**What is needed:** Word for word, please restate each record and pass over the pictures.

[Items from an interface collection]
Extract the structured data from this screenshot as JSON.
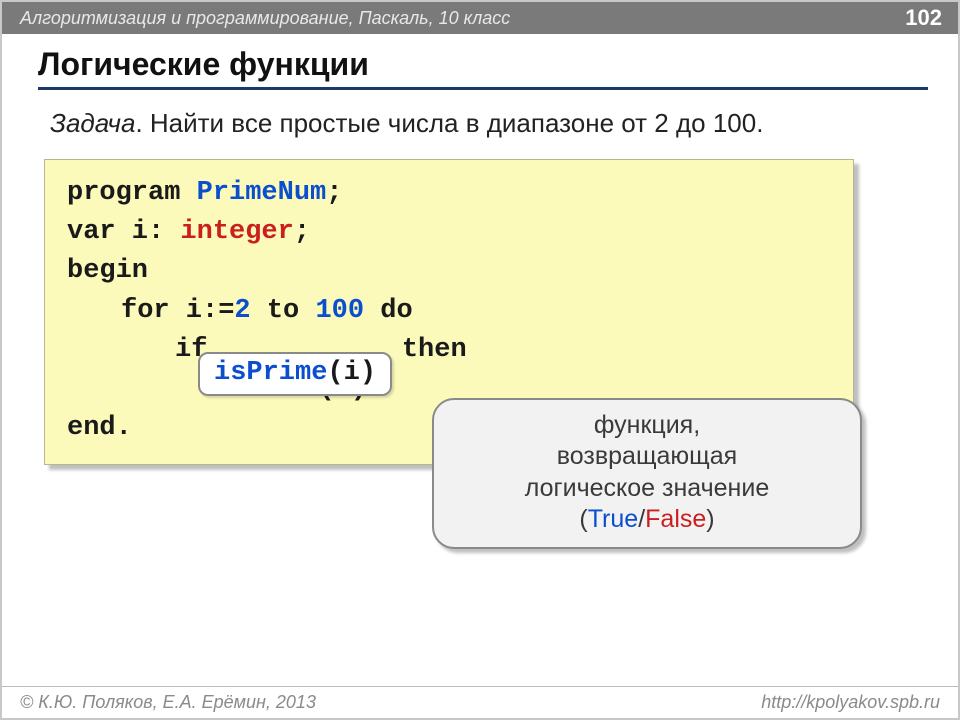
{
  "header": {
    "course": "Алгоритмизация и программирование, Паскаль, 10 класс",
    "page": "102"
  },
  "title": "Логические функции",
  "task": {
    "label": "Задача",
    "text": ". Найти все простые числа в диапазоне от 2 до 100."
  },
  "code": {
    "l1a": "program ",
    "l1b": "PrimeNum",
    "l1c": ";",
    "l2a": "var i: ",
    "l2b": "integer",
    "l2c": ";",
    "l3": "begin",
    "l4a": "for i:=",
    "l4b": "2",
    "l4c": " to ",
    "l4d": "100",
    "l4e": " do",
    "l5a": "if ",
    "l5c": " then",
    "l6": "writeln(i)",
    "l7": "end."
  },
  "callout": {
    "func": "isPrime",
    "args": "(i)"
  },
  "bubble": {
    "line1": "функция,",
    "line2": "возвращающая",
    "line3": "логическое значение",
    "paren_open": "(",
    "true": "True",
    "slash": "/",
    "false": "False",
    "paren_close": ")"
  },
  "footer": {
    "copyright": "© К.Ю. Поляков, Е.А. Ерёмин, 2013",
    "url": "http://kpolyakov.spb.ru"
  }
}
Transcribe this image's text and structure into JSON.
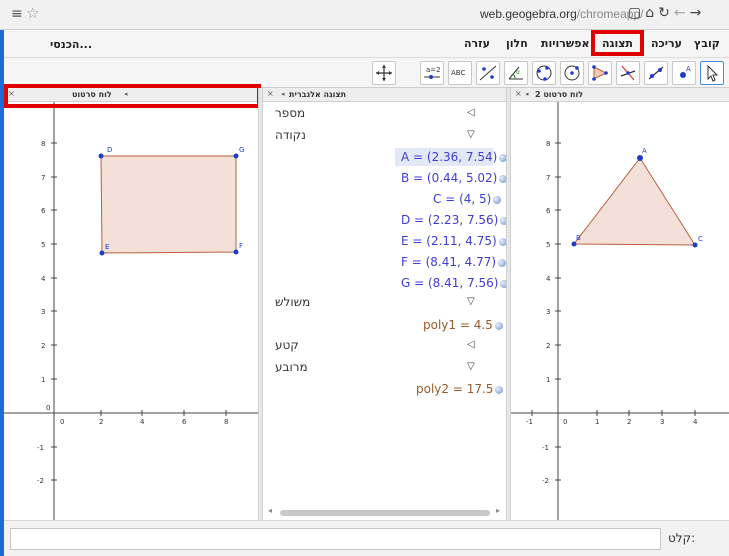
{
  "browser": {
    "url_host": "web.geogebra.org",
    "url_path": "/chromeapp/",
    "menu_icon": "hamburger-icon",
    "bookmark_icon": "star-icon",
    "nav_icons": [
      "page-icon",
      "home-icon",
      "reload-icon",
      "back-icon",
      "forward-icon"
    ]
  },
  "menu": {
    "signin": "הכנסי...",
    "items": [
      "קובץ",
      "עריכה",
      "תצוגה",
      "אפשרויות",
      "חלון",
      "עזרה"
    ],
    "highlighted": "תצוגה"
  },
  "toolbar": {
    "tools": [
      "move-tool",
      "point-tool",
      "line-tool",
      "perpendicular-tool",
      "polygon-tool",
      "circle-tool",
      "circle-three-points-tool",
      "angle-tool",
      "reflect-tool",
      "text-tool",
      "slider-tool",
      "move-graphics-tool"
    ],
    "slider_label": "a=2",
    "text_label": "ABC"
  },
  "views": {
    "graphics1": {
      "title": "לוח סרטוט"
    },
    "algebra": {
      "title": "תצוגה אלגברית"
    },
    "graphics2": {
      "title": "לוח סרטוט 2"
    }
  },
  "algebra": {
    "categories": [
      {
        "name": "מספר",
        "expanded": false
      },
      {
        "name": "נקודה",
        "expanded": true
      },
      {
        "name": "משולש",
        "expanded": true
      },
      {
        "name": "קטע",
        "expanded": false
      },
      {
        "name": "מרובע",
        "expanded": true
      }
    ],
    "points": [
      "A = (2.36, 7.54)",
      "B = (0.44, 5.02)",
      "C = (4, 5)",
      "D = (2.23, 7.56)",
      "E = (2.11, 4.75)",
      "F = (8.41, 4.77)",
      "G = (8.41, 7.56)"
    ],
    "triangle": "poly1 = 4.5",
    "quad": "poly2 = 17.5"
  },
  "graphics1": {
    "x_ticks": [
      "0",
      "2",
      "4",
      "6",
      "8"
    ],
    "y_ticks": [
      "8",
      "7",
      "6",
      "5",
      "4",
      "3",
      "2",
      "1",
      "0",
      "-1",
      "-2"
    ],
    "labels": [
      "D",
      "G",
      "E",
      "F"
    ]
  },
  "graphics2": {
    "x_ticks": [
      "-1",
      "0",
      "1",
      "2",
      "3",
      "4"
    ],
    "y_ticks": [
      "8",
      "7",
      "6",
      "5",
      "4",
      "3",
      "2",
      "1",
      "-1",
      "-2"
    ],
    "labels": [
      "A",
      "B",
      "C"
    ]
  },
  "input": {
    "label": "קלט:",
    "value": ""
  },
  "colors": {
    "highlight_red": "#e00000",
    "point_blue": "#1f3bcc",
    "poly_fill": "#f3ddd4",
    "poly_stroke": "#b8603a",
    "algebra_point_text": "#3d3dd8",
    "algebra_poly_text": "#9a5a2a"
  }
}
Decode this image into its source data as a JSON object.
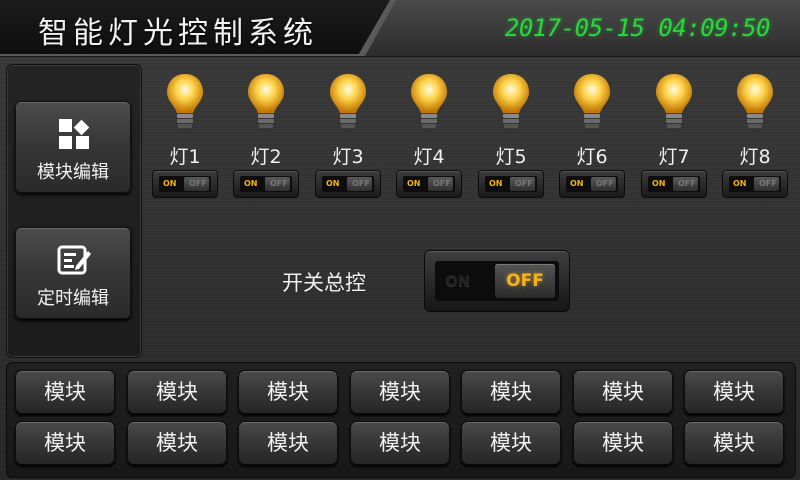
{
  "header": {
    "title": "智能灯光控制系统",
    "date": "2017-05-15",
    "time": "04:09:50",
    "clock_color": "#27d83a"
  },
  "sidebar": {
    "items": [
      {
        "label": "模块编辑",
        "icon": "modules-grid-icon"
      },
      {
        "label": "定时编辑",
        "icon": "edit-timer-icon"
      }
    ]
  },
  "lights": [
    {
      "label": "灯1",
      "switch_on": "ON",
      "switch_off": "OFF",
      "state": "on"
    },
    {
      "label": "灯2",
      "switch_on": "ON",
      "switch_off": "OFF",
      "state": "on"
    },
    {
      "label": "灯3",
      "switch_on": "ON",
      "switch_off": "OFF",
      "state": "on"
    },
    {
      "label": "灯4",
      "switch_on": "ON",
      "switch_off": "OFF",
      "state": "on"
    },
    {
      "label": "灯5",
      "switch_on": "ON",
      "switch_off": "OFF",
      "state": "on"
    },
    {
      "label": "灯6",
      "switch_on": "ON",
      "switch_off": "OFF",
      "state": "on"
    },
    {
      "label": "灯7",
      "switch_on": "ON",
      "switch_off": "OFF",
      "state": "on"
    },
    {
      "label": "灯8",
      "switch_on": "ON",
      "switch_off": "OFF",
      "state": "on"
    }
  ],
  "master": {
    "label": "开关总控",
    "on_text": "ON",
    "off_text": "OFF",
    "accent": "#f6b21d"
  },
  "modules": {
    "row1": [
      "模块",
      "模块",
      "模块",
      "模块",
      "模块",
      "模块",
      "模块"
    ],
    "row2": [
      "模块",
      "模块",
      "模块",
      "模块",
      "模块",
      "模块",
      "模块"
    ]
  }
}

**Finished exercise:**
Extract the structured data from this screenshot as JSON.
{
  "header": {
    "course": "Алгоритмизация и программирование, Паскаль, 10 класс",
    "page": "102"
  },
  "title": "Логические функции",
  "task": {
    "label": "Задача",
    "text": ". Найти все простые числа в диапазоне от 2 до 100."
  },
  "code": {
    "l1a": "program ",
    "l1b": "PrimeNum",
    "l1c": ";",
    "l2a": "var i: ",
    "l2b": "integer",
    "l2c": ";",
    "l3": "begin",
    "l4a": "for i:=",
    "l4b": "2",
    "l4c": " to ",
    "l4d": "100",
    "l4e": " do",
    "l5a": "if ",
    "l5c": " then",
    "l6": "writeln(i)",
    "l7": "end."
  },
  "callout": {
    "func": "isPrime",
    "args": "(i)"
  },
  "bubble": {
    "line1": "функция,",
    "line2": "возвращающая",
    "line3": "логическое значение",
    "paren_open": "(",
    "true": "True",
    "slash": "/",
    "false": "False",
    "paren_close": ")"
  },
  "footer": {
    "copyright": "© К.Ю. Поляков, Е.А. Ерёмин, 2013",
    "url": "http://kpolyakov.spb.ru"
  }
}
Transcribe this image's text and structure into JSON.
{
  "browser": {
    "url_host": "web.geogebra.org",
    "url_path": "/chromeapp/",
    "menu_icon": "hamburger-icon",
    "bookmark_icon": "star-icon",
    "nav_icons": [
      "page-icon",
      "home-icon",
      "reload-icon",
      "back-icon",
      "forward-icon"
    ]
  },
  "menu": {
    "signin": "הכנסי...",
    "items": [
      "קובץ",
      "עריכה",
      "תצוגה",
      "אפשרויות",
      "חלון",
      "עזרה"
    ],
    "highlighted": "תצוגה"
  },
  "toolbar": {
    "tools": [
      "move-tool",
      "point-tool",
      "line-tool",
      "perpendicular-tool",
      "polygon-tool",
      "circle-tool",
      "circle-three-points-tool",
      "angle-tool",
      "reflect-tool",
      "text-tool",
      "slider-tool",
      "move-graphics-tool"
    ],
    "slider_label": "a=2",
    "text_label": "ABC"
  },
  "views": {
    "graphics1": {
      "title": "לוח סרטוט"
    },
    "algebra": {
      "title": "תצוגה אלגברית"
    },
    "graphics2": {
      "title": "לוח סרטוט 2"
    }
  },
  "algebra": {
    "categories": [
      {
        "name": "מספר",
        "expanded": false
      },
      {
        "name": "נקודה",
        "expanded": true
      },
      {
        "name": "משולש",
        "expanded": true
      },
      {
        "name": "קטע",
        "expanded": false
      },
      {
        "name": "מרובע",
        "expanded": true
      }
    ],
    "points": [
      "A = (2.36, 7.54)",
      "B = (0.44, 5.02)",
      "C = (4, 5)",
      "D = (2.23, 7.56)",
      "E = (2.11, 4.75)",
      "F = (8.41, 4.77)",
      "G = (8.41, 7.56)"
    ],
    "triangle": "poly1 = 4.5",
    "quad": "poly2 = 17.5"
  },
  "graphics1": {
    "x_ticks": [
      "0",
      "2",
      "4",
      "6",
      "8"
    ],
    "y_ticks": [
      "8",
      "7",
      "6",
      "5",
      "4",
      "3",
      "2",
      "1",
      "0",
      "-1",
      "-2"
    ],
    "labels": [
      "D",
      "G",
      "E",
      "F"
    ]
  },
  "graphics2": {
    "x_ticks": [
      "-1",
      "0",
      "1",
      "2",
      "3",
      "4"
    ],
    "y_ticks": [
      "8",
      "7",
      "6",
      "5",
      "4",
      "3",
      "2",
      "1",
      "-1",
      "-2"
    ],
    "labels": [
      "A",
      "B",
      "C"
    ]
  },
  "input": {
    "label": "קלט:",
    "value": ""
  },
  "colors": {
    "highlight_red": "#e00000",
    "point_blue": "#1f3bcc",
    "poly_fill": "#f3ddd4",
    "poly_stroke": "#b8603a",
    "algebra_point_text": "#3d3dd8",
    "algebra_poly_text": "#9a5a2a"
  }
}
Decode this image into its source data as a JSON object.
{
  "header": {
    "title": "智能灯光控制系统",
    "date": "2017-05-15",
    "time": "04:09:50",
    "clock_color": "#27d83a"
  },
  "sidebar": {
    "items": [
      {
        "label": "模块编辑",
        "icon": "modules-grid-icon"
      },
      {
        "label": "定时编辑",
        "icon": "edit-timer-icon"
      }
    ]
  },
  "lights": [
    {
      "label": "灯1",
      "switch_on": "ON",
      "switch_off": "OFF",
      "state": "on"
    },
    {
      "label": "灯2",
      "switch_on": "ON",
      "switch_off": "OFF",
      "state": "on"
    },
    {
      "label": "灯3",
      "switch_on": "ON",
      "switch_off": "OFF",
      "state": "on"
    },
    {
      "label": "灯4",
      "switch_on": "ON",
      "switch_off": "OFF",
      "state": "on"
    },
    {
      "label": "灯5",
      "switch_on": "ON",
      "switch_off": "OFF",
      "state": "on"
    },
    {
      "label": "灯6",
      "switch_on": "ON",
      "switch_off": "OFF",
      "state": "on"
    },
    {
      "label": "灯7",
      "switch_on": "ON",
      "switch_off": "OFF",
      "state": "on"
    },
    {
      "label": "灯8",
      "switch_on": "ON",
      "switch_off": "OFF",
      "state": "on"
    }
  ],
  "master": {
    "label": "开关总控",
    "on_text": "ON",
    "off_text": "OFF",
    "accent": "#f6b21d"
  },
  "modules": {
    "row1": [
      "模块",
      "模块",
      "模块",
      "模块",
      "模块",
      "模块",
      "模块"
    ],
    "row2": [
      "模块",
      "模块",
      "模块",
      "模块",
      "模块",
      "模块",
      "模块"
    ]
  }
}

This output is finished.